John, a slave and Alamo defender, was said to have belonged to Francis L. Desauque and worked as a clerk in his store. He was left in the Alamo when Desauque was sent out for supplies. Joe, Travis's slave, stated that there were other Blacks in the Alamo besides himself. John died in the battle of the Alamo on March 6, 1836.
Support Texas History Now
Join TSHA to support quality Texas history programs and receive exclusive benefits.
Daughters of the American Revolution, The Alamo Heroes and Their Revolutionary Ancestors (San Antonio, 1976). William Fairfax Gray, From Virginia to Texas, 1835 (Houston: Fletcher Young, 1909, 1965). Bill Groneman, Alamo Defenders (Austin: Eakin Press, 1990). Chester Newell, History of the Revolution in Texas (New York: Wiley and Putnam, 1838; rpt., New York: Arno Press, 1973). Telegraph and Texas Register, March 24, 1836.
- African Americans
- Activism and Social Reform
- Civil Rights, Segregation, and Slavery
- Texas Revolution
The following, adapted from the Chicago Manual of Style, 15th edition, is the preferred citation for this entry.
Bill Groneman, “John,” Handbook of Texas Online, accessed October 25, 2020, https://www.tshaonline.org/handbook/entries/john.
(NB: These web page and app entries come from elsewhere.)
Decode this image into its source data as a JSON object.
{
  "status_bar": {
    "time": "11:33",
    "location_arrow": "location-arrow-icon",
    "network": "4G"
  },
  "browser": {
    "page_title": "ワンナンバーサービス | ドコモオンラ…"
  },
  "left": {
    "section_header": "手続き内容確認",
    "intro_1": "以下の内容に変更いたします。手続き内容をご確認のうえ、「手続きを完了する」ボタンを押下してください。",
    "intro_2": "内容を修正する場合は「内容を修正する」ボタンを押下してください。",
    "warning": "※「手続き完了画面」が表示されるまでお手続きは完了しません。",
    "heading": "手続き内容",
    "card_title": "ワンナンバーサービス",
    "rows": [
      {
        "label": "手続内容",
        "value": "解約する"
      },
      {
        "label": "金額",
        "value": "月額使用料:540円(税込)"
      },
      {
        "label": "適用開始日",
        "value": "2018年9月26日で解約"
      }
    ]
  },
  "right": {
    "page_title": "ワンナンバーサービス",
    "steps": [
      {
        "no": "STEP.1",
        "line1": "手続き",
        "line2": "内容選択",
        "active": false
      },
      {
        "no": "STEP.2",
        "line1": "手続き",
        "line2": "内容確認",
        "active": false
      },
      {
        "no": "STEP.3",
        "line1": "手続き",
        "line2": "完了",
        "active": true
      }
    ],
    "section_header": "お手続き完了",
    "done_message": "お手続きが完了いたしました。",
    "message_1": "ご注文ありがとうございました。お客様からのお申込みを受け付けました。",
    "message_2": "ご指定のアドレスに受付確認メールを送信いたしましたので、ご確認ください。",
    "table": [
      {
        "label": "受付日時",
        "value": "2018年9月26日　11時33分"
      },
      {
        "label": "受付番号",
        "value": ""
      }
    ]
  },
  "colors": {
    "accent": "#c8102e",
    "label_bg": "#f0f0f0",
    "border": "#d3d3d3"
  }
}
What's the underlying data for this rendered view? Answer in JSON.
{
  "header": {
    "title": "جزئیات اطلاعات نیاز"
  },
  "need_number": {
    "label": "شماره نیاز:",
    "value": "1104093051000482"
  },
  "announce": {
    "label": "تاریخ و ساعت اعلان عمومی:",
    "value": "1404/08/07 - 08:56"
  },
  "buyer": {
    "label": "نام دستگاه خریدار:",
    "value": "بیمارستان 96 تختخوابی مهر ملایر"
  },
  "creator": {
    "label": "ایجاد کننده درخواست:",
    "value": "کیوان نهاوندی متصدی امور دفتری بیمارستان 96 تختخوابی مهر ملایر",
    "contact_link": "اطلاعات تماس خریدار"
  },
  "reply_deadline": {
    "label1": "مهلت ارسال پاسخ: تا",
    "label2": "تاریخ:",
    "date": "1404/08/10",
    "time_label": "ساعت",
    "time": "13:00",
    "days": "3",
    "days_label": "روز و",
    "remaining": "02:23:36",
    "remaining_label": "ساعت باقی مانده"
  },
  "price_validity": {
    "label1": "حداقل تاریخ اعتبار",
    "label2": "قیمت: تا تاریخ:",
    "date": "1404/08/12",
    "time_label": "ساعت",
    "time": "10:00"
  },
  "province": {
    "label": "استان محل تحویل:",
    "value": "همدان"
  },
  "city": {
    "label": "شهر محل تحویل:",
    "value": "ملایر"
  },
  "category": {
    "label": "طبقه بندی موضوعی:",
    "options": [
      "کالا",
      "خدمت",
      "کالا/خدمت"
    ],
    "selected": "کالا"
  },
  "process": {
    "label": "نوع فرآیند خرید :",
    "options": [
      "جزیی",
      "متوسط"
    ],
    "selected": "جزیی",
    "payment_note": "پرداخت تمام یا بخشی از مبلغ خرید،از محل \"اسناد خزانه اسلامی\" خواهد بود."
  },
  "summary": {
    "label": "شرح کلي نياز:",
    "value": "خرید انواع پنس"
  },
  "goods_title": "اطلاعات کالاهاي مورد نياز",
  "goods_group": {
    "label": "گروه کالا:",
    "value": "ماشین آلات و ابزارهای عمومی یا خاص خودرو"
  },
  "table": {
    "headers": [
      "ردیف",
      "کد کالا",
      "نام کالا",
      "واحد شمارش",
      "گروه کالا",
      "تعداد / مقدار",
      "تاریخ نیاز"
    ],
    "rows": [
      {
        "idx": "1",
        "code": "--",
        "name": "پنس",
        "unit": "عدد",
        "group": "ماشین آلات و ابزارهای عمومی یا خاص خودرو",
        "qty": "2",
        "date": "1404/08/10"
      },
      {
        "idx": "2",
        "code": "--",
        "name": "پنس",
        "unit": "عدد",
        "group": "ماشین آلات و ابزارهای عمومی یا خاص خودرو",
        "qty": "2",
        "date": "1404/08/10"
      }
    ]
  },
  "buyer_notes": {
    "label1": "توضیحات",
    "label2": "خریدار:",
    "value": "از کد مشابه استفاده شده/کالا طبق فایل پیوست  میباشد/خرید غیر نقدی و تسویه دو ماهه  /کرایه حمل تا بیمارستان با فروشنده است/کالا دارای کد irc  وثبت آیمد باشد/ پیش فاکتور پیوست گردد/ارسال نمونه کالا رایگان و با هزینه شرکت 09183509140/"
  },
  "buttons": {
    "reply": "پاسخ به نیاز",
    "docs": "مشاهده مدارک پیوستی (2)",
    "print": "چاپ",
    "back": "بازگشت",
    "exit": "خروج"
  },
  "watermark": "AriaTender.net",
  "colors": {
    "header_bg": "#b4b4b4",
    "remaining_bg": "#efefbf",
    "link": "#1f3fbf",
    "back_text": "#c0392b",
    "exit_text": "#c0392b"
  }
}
Published by the Texas State Historical Association.